Task requirements
An exact reproduction of all the data is needed, with no images in it.

Available records
*** Begin section ***

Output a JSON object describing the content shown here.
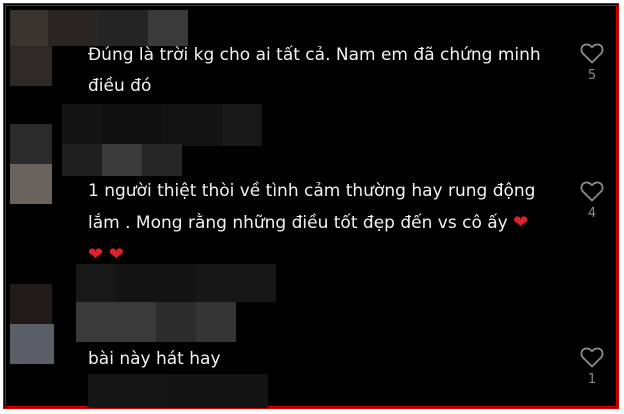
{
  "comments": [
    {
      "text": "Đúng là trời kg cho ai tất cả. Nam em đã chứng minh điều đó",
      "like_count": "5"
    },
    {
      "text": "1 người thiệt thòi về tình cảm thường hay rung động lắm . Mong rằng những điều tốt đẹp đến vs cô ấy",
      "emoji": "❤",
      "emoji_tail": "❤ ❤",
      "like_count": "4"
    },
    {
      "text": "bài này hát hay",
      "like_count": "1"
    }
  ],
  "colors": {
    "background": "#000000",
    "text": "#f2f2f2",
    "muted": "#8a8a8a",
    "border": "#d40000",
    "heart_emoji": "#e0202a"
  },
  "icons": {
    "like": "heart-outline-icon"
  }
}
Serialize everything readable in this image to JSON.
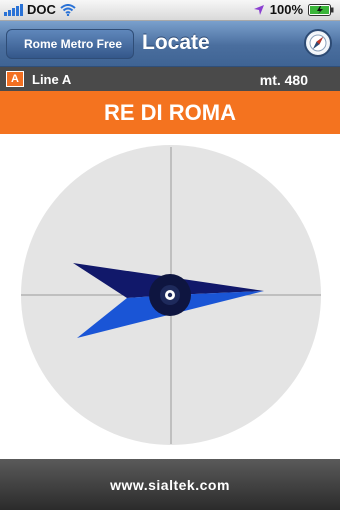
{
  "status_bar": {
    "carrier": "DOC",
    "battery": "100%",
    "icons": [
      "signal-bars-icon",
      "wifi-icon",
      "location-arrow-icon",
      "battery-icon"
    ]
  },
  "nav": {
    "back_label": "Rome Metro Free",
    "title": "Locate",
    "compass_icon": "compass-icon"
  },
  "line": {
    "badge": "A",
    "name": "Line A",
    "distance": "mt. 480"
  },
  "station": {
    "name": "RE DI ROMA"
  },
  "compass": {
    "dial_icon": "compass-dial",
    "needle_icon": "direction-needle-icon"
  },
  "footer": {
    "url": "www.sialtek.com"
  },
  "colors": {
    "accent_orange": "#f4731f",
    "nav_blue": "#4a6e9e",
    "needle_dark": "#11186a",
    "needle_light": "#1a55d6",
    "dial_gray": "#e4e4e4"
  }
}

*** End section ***

Response
Output a JSON object describing the content shown here.
{
  "comments": [
    {
      "text": "Đúng là trời kg cho ai tất cả. Nam em đã chứng minh điều đó",
      "like_count": "5"
    },
    {
      "text": "1 người thiệt thòi về tình cảm thường hay rung động lắm . Mong rằng những điều tốt đẹp đến vs cô ấy",
      "emoji": "❤",
      "emoji_tail": "❤ ❤",
      "like_count": "4"
    },
    {
      "text": "bài này hát hay",
      "like_count": "1"
    }
  ],
  "colors": {
    "background": "#000000",
    "text": "#f2f2f2",
    "muted": "#8a8a8a",
    "border": "#d40000",
    "heart_emoji": "#e0202a"
  },
  "icons": {
    "like": "heart-outline-icon"
  }
}
Serialize everything readable in this image to JSON.
{
  "status_bar": {
    "carrier": "DOC",
    "battery": "100%",
    "icons": [
      "signal-bars-icon",
      "wifi-icon",
      "location-arrow-icon",
      "battery-icon"
    ]
  },
  "nav": {
    "back_label": "Rome Metro Free",
    "title": "Locate",
    "compass_icon": "compass-icon"
  },
  "line": {
    "badge": "A",
    "name": "Line A",
    "distance": "mt. 480"
  },
  "station": {
    "name": "RE DI ROMA"
  },
  "compass": {
    "dial_icon": "compass-dial",
    "needle_icon": "direction-needle-icon"
  },
  "footer": {
    "url": "www.sialtek.com"
  },
  "colors": {
    "accent_orange": "#f4731f",
    "nav_blue": "#4a6e9e",
    "needle_dark": "#11186a",
    "needle_light": "#1a55d6",
    "dial_gray": "#e4e4e4"
  }
}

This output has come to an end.